ASSIGNMENT =
Which lines of the material hold the word "kind"? Copy each one.

RECORDS =
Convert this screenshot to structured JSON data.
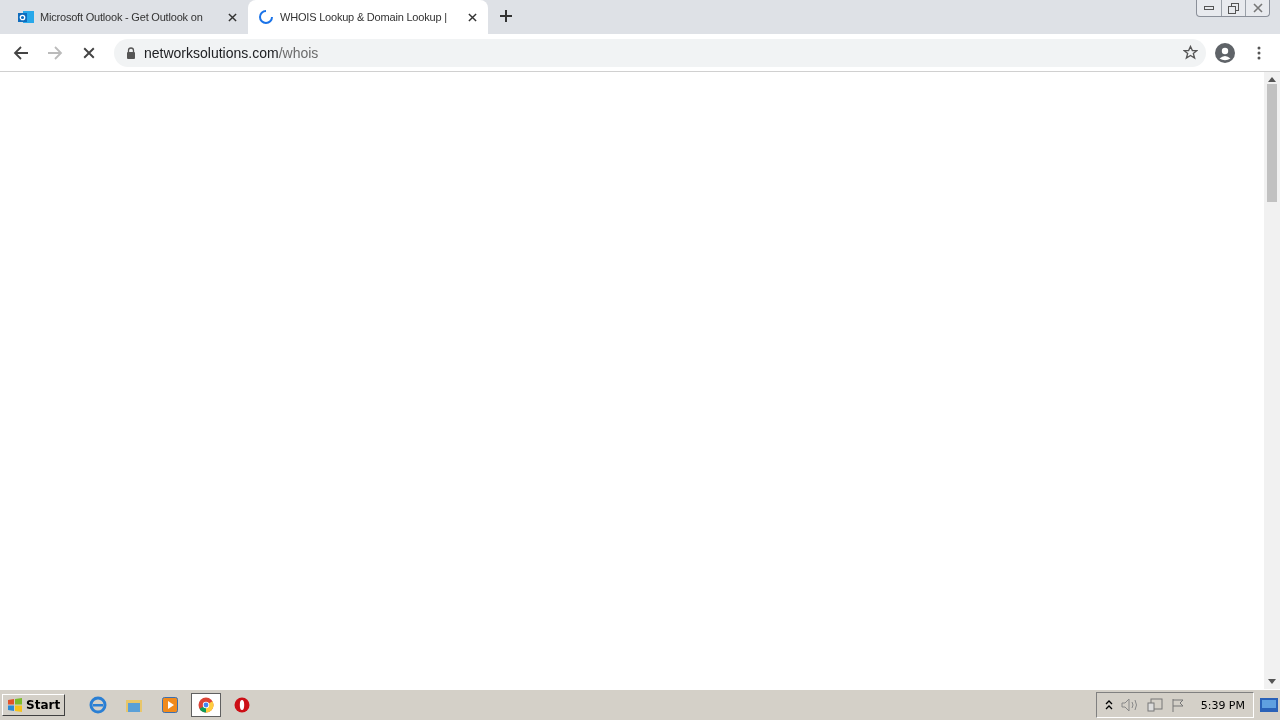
{
  "tabs": [
    {
      "title": "Microsoft Outlook - Get Outlook on",
      "selected": false,
      "loading": false
    },
    {
      "title": "WHOIS Lookup & Domain Lookup |",
      "selected": true,
      "loading": true
    }
  ],
  "toolbar": {
    "forward_disabled": true,
    "loading": true
  },
  "address_bar": {
    "host": "networksolutions.com",
    "path": "/whois"
  },
  "taskbar": {
    "start_label": "Start",
    "apps": [
      {
        "kind": "ie",
        "selected": false
      },
      {
        "kind": "folder",
        "selected": false
      },
      {
        "kind": "media",
        "selected": false
      },
      {
        "kind": "chrome",
        "selected": true
      },
      {
        "kind": "opera",
        "selected": false
      }
    ],
    "clock": "5:39 PM"
  }
}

ANSWER SECTION =
        "kind": "ie",
        "kind": "folder",
        "kind": "media",
        "kind": "chrome",
        "kind": "opera",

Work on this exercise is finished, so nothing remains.